Data shown Start Marker

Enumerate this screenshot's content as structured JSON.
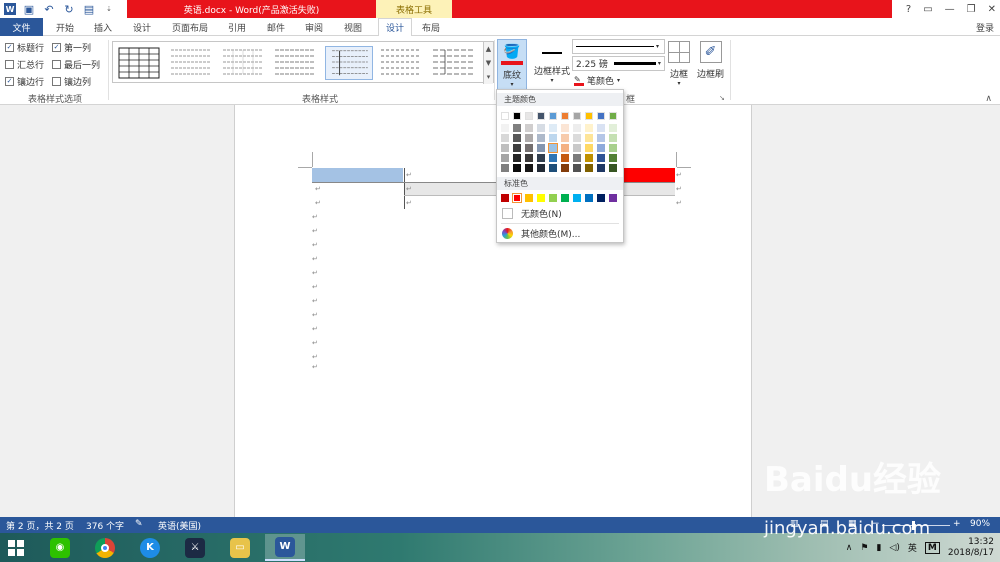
{
  "window": {
    "title": "英语.docx - Word(产品激活失败)",
    "context_group": "表格工具",
    "help": "?",
    "login": "登录"
  },
  "tabs": [
    "文件",
    "开始",
    "插入",
    "设计",
    "页面布局",
    "引用",
    "邮件",
    "审阅",
    "视图",
    "设计",
    "布局"
  ],
  "ribbon": {
    "style_options": {
      "items": [
        {
          "label": "标题行",
          "checked": true
        },
        {
          "label": "第一列",
          "checked": true
        },
        {
          "label": "汇总行",
          "checked": false
        },
        {
          "label": "最后一列",
          "checked": false
        },
        {
          "label": "镶边行",
          "checked": true
        },
        {
          "label": "镶边列",
          "checked": false
        }
      ],
      "group_label": "表格样式选项"
    },
    "table_styles": {
      "group_label": "表格样式"
    },
    "shading": {
      "label": "底纹",
      "color": "#e8141b"
    },
    "border_style": {
      "label": "边框样式"
    },
    "pen_weight": "2.25 磅",
    "pen_color": "笔颜色",
    "borders": "边框",
    "border_painter": "边框刷",
    "borders_group_tail": "框"
  },
  "shading_menu": {
    "theme_header": "主题颜色",
    "standard_header": "标准色",
    "no_color": "无颜色(N)",
    "more_colors": "其他颜色(M)...",
    "theme_top": [
      "#ffffff",
      "#000000",
      "#e7e6e6",
      "#44546a",
      "#5b9bd5",
      "#ed7d31",
      "#a5a5a5",
      "#ffc000",
      "#4472c4",
      "#70ad47"
    ],
    "theme_shades": [
      [
        "#f2f2f2",
        "#7f7f7f",
        "#d0cece",
        "#d6dce4",
        "#deebf6",
        "#fbe5d5",
        "#ededed",
        "#fff2cc",
        "#d9e2f3",
        "#e2efd9"
      ],
      [
        "#d8d8d8",
        "#595959",
        "#aeabab",
        "#adb9ca",
        "#bdd7ee",
        "#f7cbac",
        "#dbdbdb",
        "#fee599",
        "#b4c6e7",
        "#c5e0b3"
      ],
      [
        "#bfbfbf",
        "#3f3f3f",
        "#757070",
        "#8496b0",
        "#9cc3e5",
        "#f4b183",
        "#c9c9c9",
        "#ffd965",
        "#8eaadb",
        "#a8d08d"
      ],
      [
        "#a5a5a5",
        "#262626",
        "#3a3838",
        "#323f4f",
        "#2e75b5",
        "#c55a11",
        "#7b7b7b",
        "#bf9000",
        "#2f5496",
        "#538135"
      ],
      [
        "#7f7f7f",
        "#0c0c0c",
        "#171616",
        "#222a35",
        "#1e4e79",
        "#833c0b",
        "#525252",
        "#7f6000",
        "#1f3864",
        "#375623"
      ]
    ],
    "standard": [
      "#c00000",
      "#ff0000",
      "#ffc000",
      "#ffff00",
      "#92d050",
      "#00b050",
      "#00b0f0",
      "#0070c0",
      "#002060",
      "#7030a0"
    ]
  },
  "statusbar": {
    "page": "第 2 页，共 2 页",
    "words": "376 个字",
    "language": "英语(美国)",
    "zoom": "90%"
  },
  "taskbar": {
    "ime": "英",
    "time": "13:32",
    "date": "2018/8/17"
  },
  "watermark": {
    "brand": "Baidu经验",
    "url": "jingyan.baidu.com"
  }
}
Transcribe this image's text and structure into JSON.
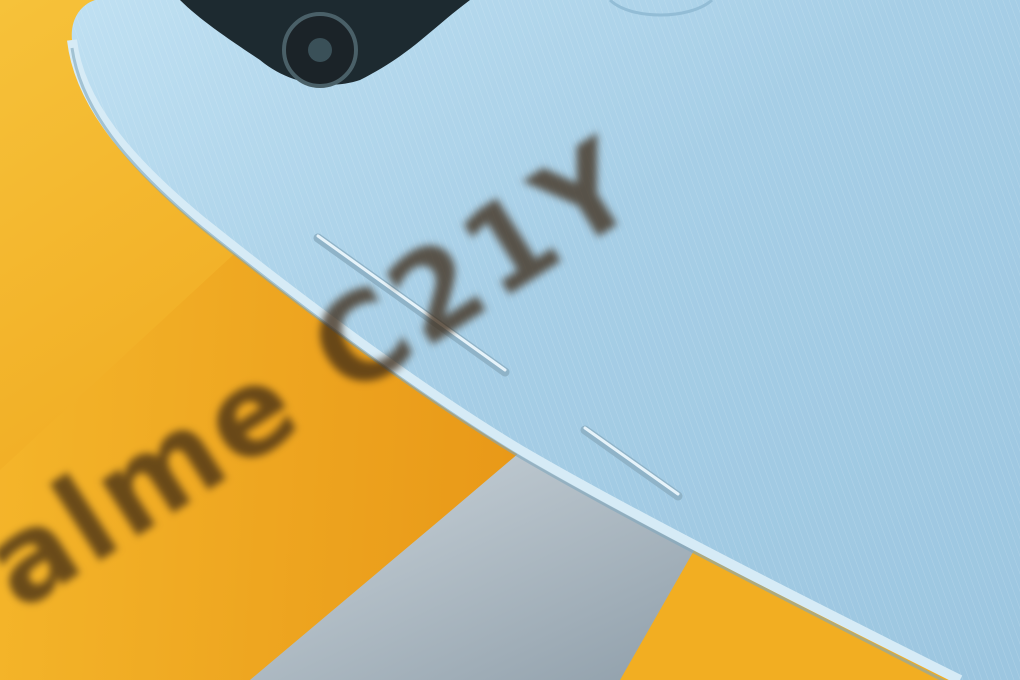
{
  "scene": {
    "box_print": "alme C21Y",
    "colors": {
      "box_yellow": "#f3b929",
      "box_dark_yellow": "#d98a10",
      "phone_blue": "#a9cfe6",
      "phone_frame": "#c9e3f2",
      "grey_surface": "#b8c6d0",
      "camera_black": "#1d2a30"
    }
  }
}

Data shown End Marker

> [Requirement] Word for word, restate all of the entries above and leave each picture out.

> [Worked solution]
Enumerate this screenshot's content as structured JSON.
{
  "window": {
    "title": "英语.docx - Word(产品激活失败)",
    "context_group": "表格工具",
    "help": "?",
    "login": "登录"
  },
  "tabs": [
    "文件",
    "开始",
    "插入",
    "设计",
    "页面布局",
    "引用",
    "邮件",
    "审阅",
    "视图",
    "设计",
    "布局"
  ],
  "ribbon": {
    "style_options": {
      "items": [
        {
          "label": "标题行",
          "checked": true
        },
        {
          "label": "第一列",
          "checked": true
        },
        {
          "label": "汇总行",
          "checked": false
        },
        {
          "label": "最后一列",
          "checked": false
        },
        {
          "label": "镶边行",
          "checked": true
        },
        {
          "label": "镶边列",
          "checked": false
        }
      ],
      "group_label": "表格样式选项"
    },
    "table_styles": {
      "group_label": "表格样式"
    },
    "shading": {
      "label": "底纹",
      "color": "#e8141b"
    },
    "border_style": {
      "label": "边框样式"
    },
    "pen_weight": "2.25 磅",
    "pen_color": "笔颜色",
    "borders": "边框",
    "border_painter": "边框刷",
    "borders_group_tail": "框"
  },
  "shading_menu": {
    "theme_header": "主题颜色",
    "standard_header": "标准色",
    "no_color": "无颜色(N)",
    "more_colors": "其他颜色(M)...",
    "theme_top": [
      "#ffffff",
      "#000000",
      "#e7e6e6",
      "#44546a",
      "#5b9bd5",
      "#ed7d31",
      "#a5a5a5",
      "#ffc000",
      "#4472c4",
      "#70ad47"
    ],
    "theme_shades": [
      [
        "#f2f2f2",
        "#7f7f7f",
        "#d0cece",
        "#d6dce4",
        "#deebf6",
        "#fbe5d5",
        "#ededed",
        "#fff2cc",
        "#d9e2f3",
        "#e2efd9"
      ],
      [
        "#d8d8d8",
        "#595959",
        "#aeabab",
        "#adb9ca",
        "#bdd7ee",
        "#f7cbac",
        "#dbdbdb",
        "#fee599",
        "#b4c6e7",
        "#c5e0b3"
      ],
      [
        "#bfbfbf",
        "#3f3f3f",
        "#757070",
        "#8496b0",
        "#9cc3e5",
        "#f4b183",
        "#c9c9c9",
        "#ffd965",
        "#8eaadb",
        "#a8d08d"
      ],
      [
        "#a5a5a5",
        "#262626",
        "#3a3838",
        "#323f4f",
        "#2e75b5",
        "#c55a11",
        "#7b7b7b",
        "#bf9000",
        "#2f5496",
        "#538135"
      ],
      [
        "#7f7f7f",
        "#0c0c0c",
        "#171616",
        "#222a35",
        "#1e4e79",
        "#833c0b",
        "#525252",
        "#7f6000",
        "#1f3864",
        "#375623"
      ]
    ],
    "standard": [
      "#c00000",
      "#ff0000",
      "#ffc000",
      "#ffff00",
      "#92d050",
      "#00b050",
      "#00b0f0",
      "#0070c0",
      "#002060",
      "#7030a0"
    ]
  },
  "statusbar": {
    "page": "第 2 页，共 2 页",
    "words": "376 个字",
    "language": "英语(美国)",
    "zoom": "90%"
  },
  "taskbar": {
    "ime": "英",
    "time": "13:32",
    "date": "2018/8/17"
  },
  "watermark": {
    "brand": "Baidu经验",
    "url": "jingyan.baidu.com"
  }
}
Transcribe this image's text and structure into JSON.
{
  "scene": {
    "box_print": "alme C21Y",
    "colors": {
      "box_yellow": "#f3b929",
      "box_dark_yellow": "#d98a10",
      "phone_blue": "#a9cfe6",
      "phone_frame": "#c9e3f2",
      "grey_surface": "#b8c6d0",
      "camera_black": "#1d2a30"
    }
  }
}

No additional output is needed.